It’s important for parents to remember that it’s OK for there to be a little give and take with their children. There have been times where I’ve certainly had to ask my children to compromise—a late pick-up at school, pizza for dinner, etc., but there have also been times where I’ve dropped work and gone because my children needed me.
Since my son was nine, my husband and I have had to juggle work and travelling with our son to national and international fencing competitions. Earlier this year, he was travelling alone a lot and getting sick. I called my boss and told her that I had to go with him. I knew I’d regret it for the rest of my life if I didn’t. She said one word: “Go”.
I spent five straight weeks on the road taking meetings from airports, hotels and sports centres in Bratislava, Budapest, Rome, etc., while also cheering him on at the fencing strip. During that time, I often told myself that if he can handle school, strenuous travel, jet lag, and the pressure of competing, then I could handle work and being there for him during his competitions.

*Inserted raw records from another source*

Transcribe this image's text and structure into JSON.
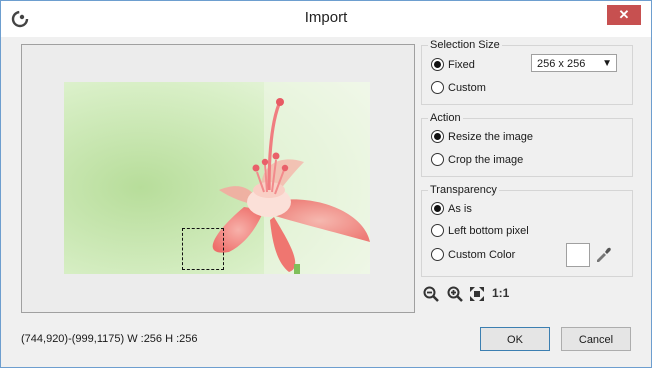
{
  "window": {
    "title": "Import",
    "close_glyph": "✕"
  },
  "selection_size": {
    "legend": "Selection Size",
    "fixed_label": "Fixed",
    "custom_label": "Custom",
    "selected": "Fixed",
    "size_value": "256 x 256"
  },
  "action": {
    "legend": "Action",
    "resize_label": "Resize the image",
    "crop_label": "Crop the image",
    "selected": "Resize the image"
  },
  "transparency": {
    "legend": "Transparency",
    "as_is_label": "As is",
    "left_bottom_label": "Left bottom pixel",
    "custom_color_label": "Custom Color",
    "selected": "As is",
    "custom_color": "#ffffff"
  },
  "zoom_tools": {
    "zoom_out_icon": "zoom-out-icon",
    "zoom_in_icon": "zoom-in-icon",
    "fit_icon": "fit-to-window-icon",
    "actual_size_label": "1:1"
  },
  "status": {
    "text": "(744,920)-(999,1175) W :256 H :256"
  },
  "buttons": {
    "ok": "OK",
    "cancel": "Cancel"
  },
  "colors": {
    "close_button": "#c75050",
    "window_border": "#6d9ecf"
  }
}
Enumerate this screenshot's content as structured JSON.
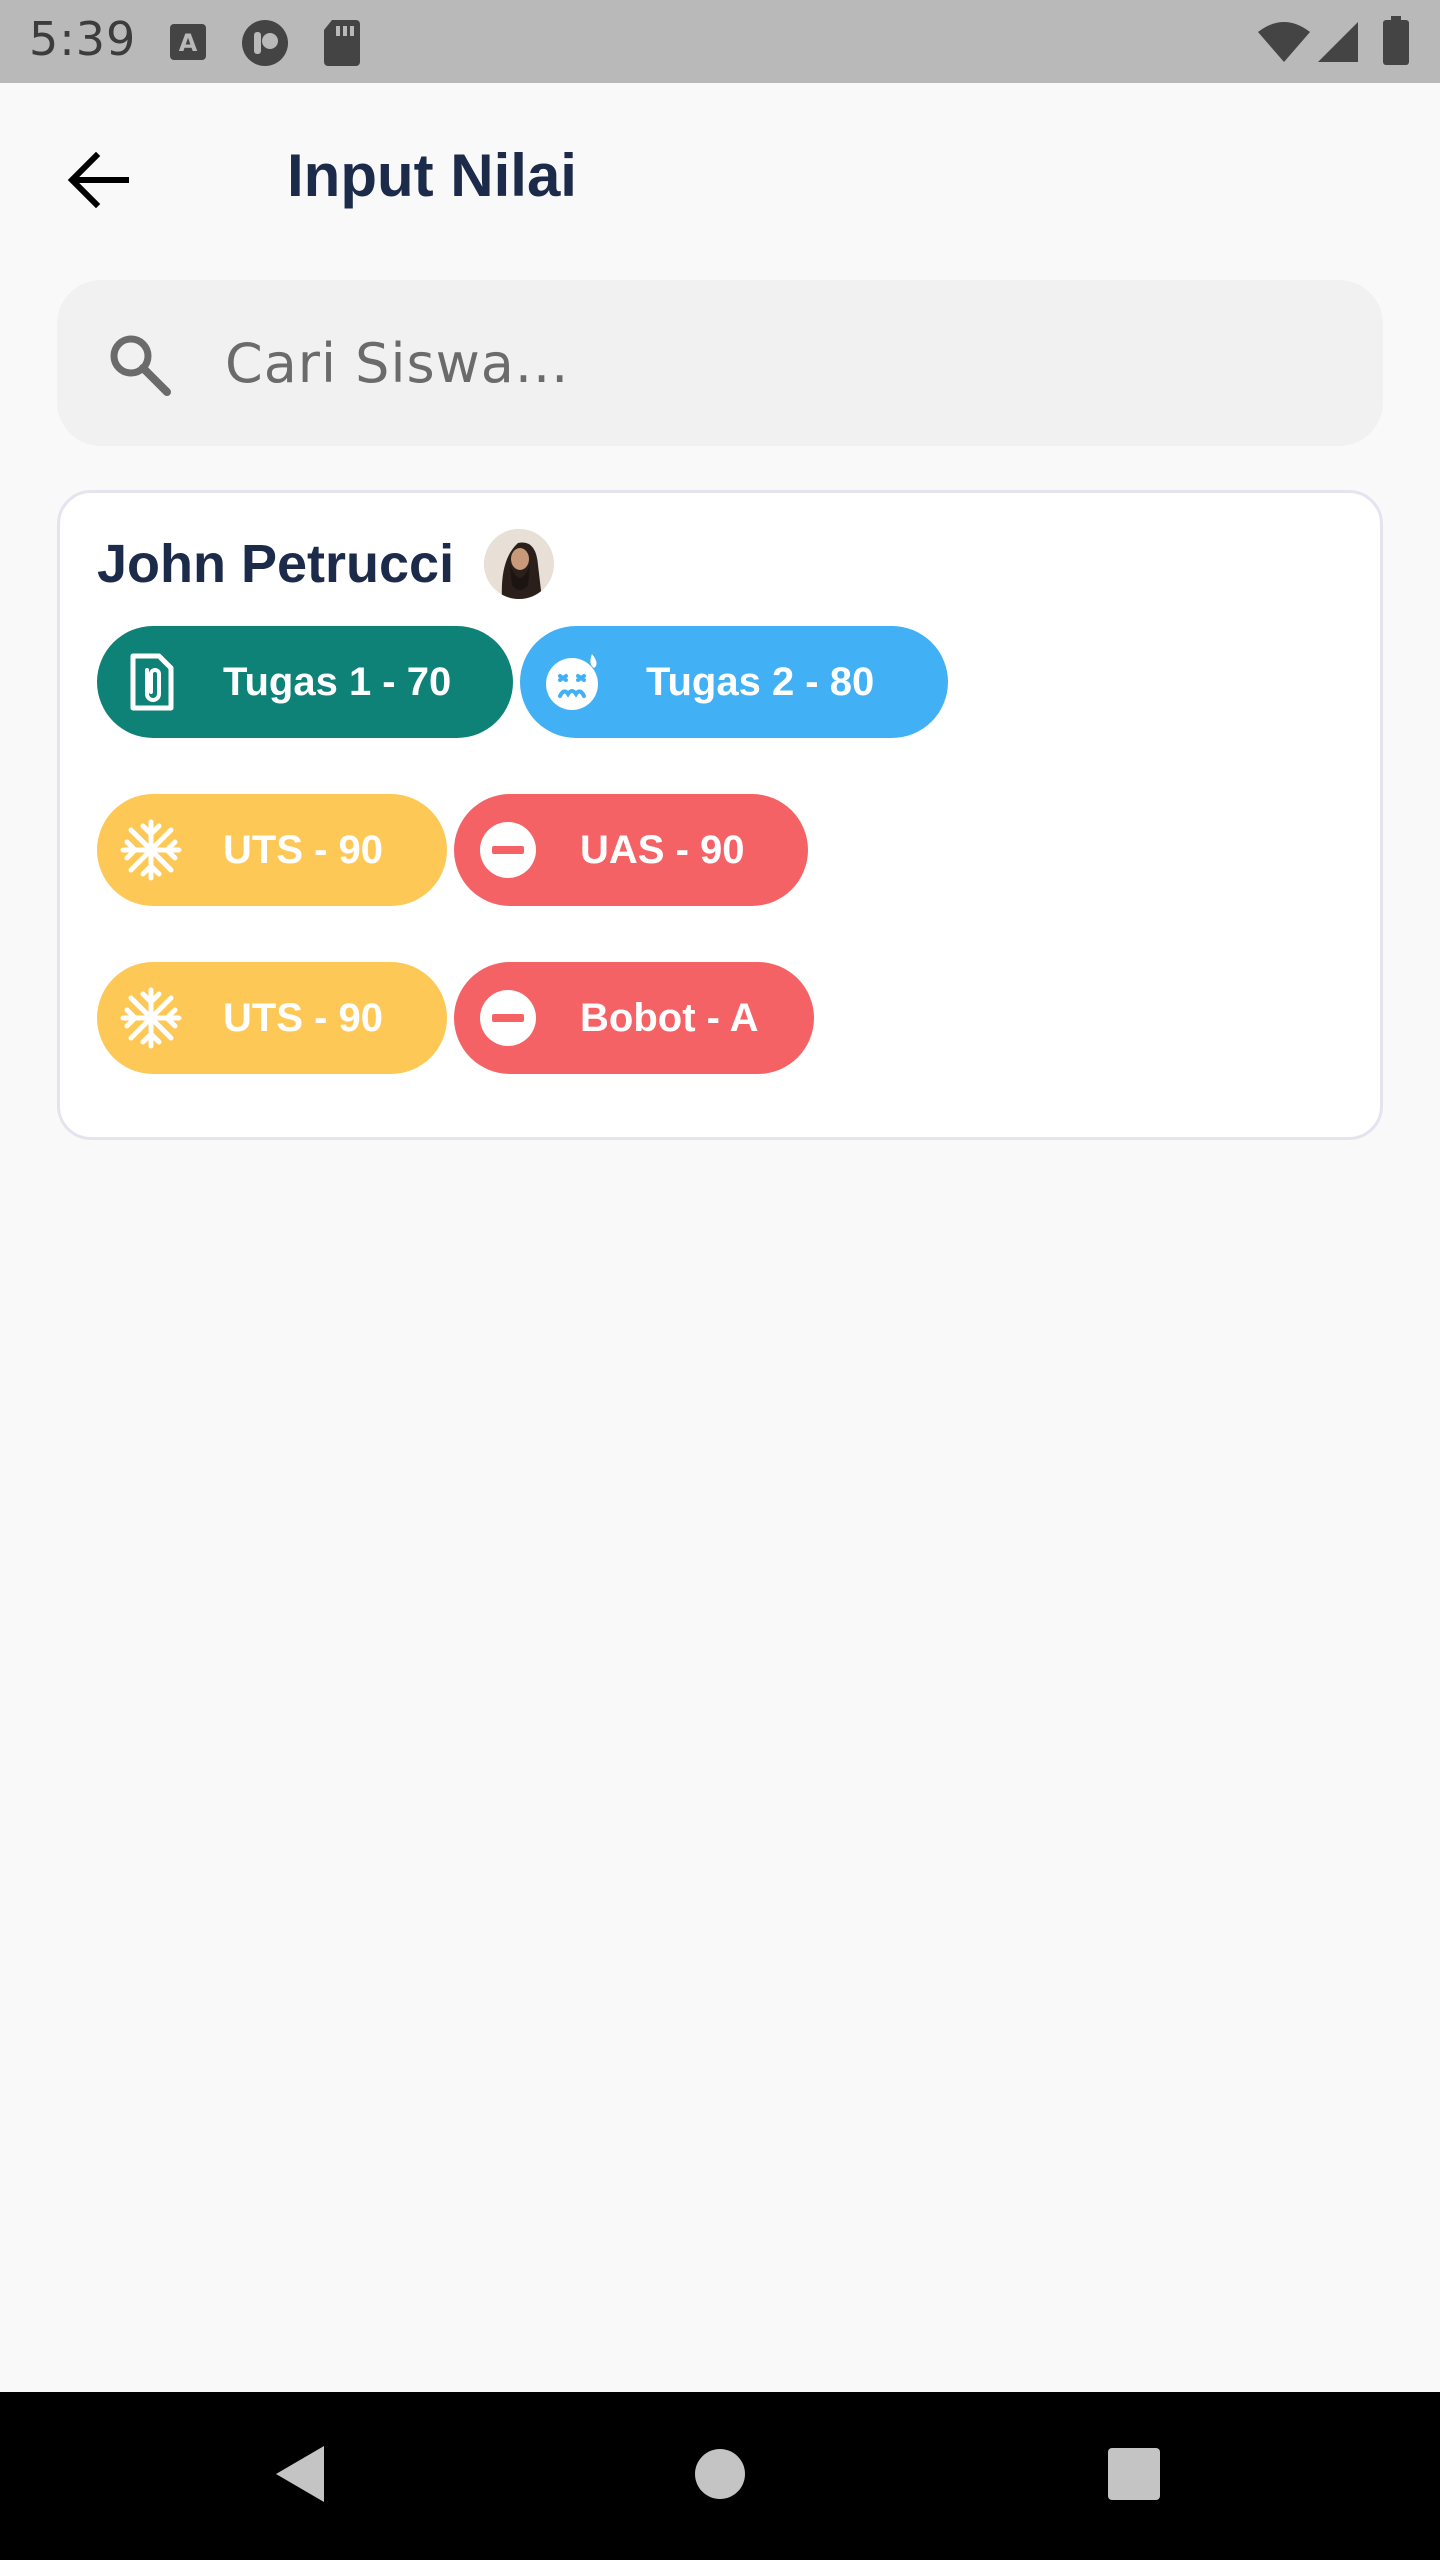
{
  "status_bar": {
    "time": "5:39",
    "left_icons": [
      "font-a-icon",
      "assistant-icon",
      "sd-card-icon"
    ],
    "right_icons": [
      "wifi-icon",
      "signal-icon",
      "battery-icon"
    ]
  },
  "header": {
    "title": "Input Nilai",
    "back_icon": "arrow-left-icon"
  },
  "search": {
    "placeholder": "Cari Siswa...",
    "value": "",
    "icon": "search-icon"
  },
  "students": [
    {
      "name": "John Petrucci",
      "avatar": "avatar",
      "chips": [
        {
          "label": "Tugas 1 - 70",
          "icon": "clipboard-icon",
          "color": "#0f8278"
        },
        {
          "label": "Tugas 2 - 80",
          "icon": "sad-sweat-face-icon",
          "color": "#42b0f5"
        },
        {
          "label": "UTS - 90",
          "icon": "snowflake-icon",
          "color": "#fdc855"
        },
        {
          "label": "UAS - 90",
          "icon": "minus-circle-icon",
          "color": "#f46265"
        },
        {
          "label": "UTS - 90",
          "icon": "snowflake-icon",
          "color": "#fdc855"
        },
        {
          "label": "Bobot - A",
          "icon": "minus-circle-icon",
          "color": "#f46265"
        }
      ]
    }
  ],
  "nav_bar": {
    "buttons": [
      "back-triangle-icon",
      "home-circle-icon",
      "recents-square-icon"
    ]
  }
}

What’s your favourite technique for staying in the moment when things start to feel overwhelming?
I start cleaning. It’s a de-stressor for me, and my family knows to leave me alone when I start taking out the cleaning supplies. Lately, I started Barre3 classes, which gives me a few hours every week to be mindful and in the moment. Safe to safe, my family wishes I had discovered Barre earlier.
What are the gadgets, apps, charts or tools you rely on?
We have a family calendar where all of us log our appointments—travel schedules, competitive schedules, flight schedules and doctor appointments. We have Echo Show devices throughout our house, so these appointments show up in all our rooms and they’re tough to miss. We also rely on Life360 a lot.
Whenever my son travels by himself or when my daughter did her study abroad semester in Spain, Life360 kept us sane. As long as we know where they are, we don’t have to worry too much.
What does your evening routine look like?
We do not have much of a routine because we all get home at different times. When we are all home together, we have dinner and watch Seinfeld, Friends or Psych. It gets us all laughing.
The one thing I would tell other parents who are juggling a career:
Don’t try to do it all by yourself—build a village. Our saving grace was our neighbour, Mr. George. I was once desperate because our plans for evening pick-up fell through. I ran over to Mr. George and asked him if he could help me out and he graciously agreed.
Nine years later, he is still helping us. The kids love him and without his presence in our lives, we would not have survived parenting and demanding careers.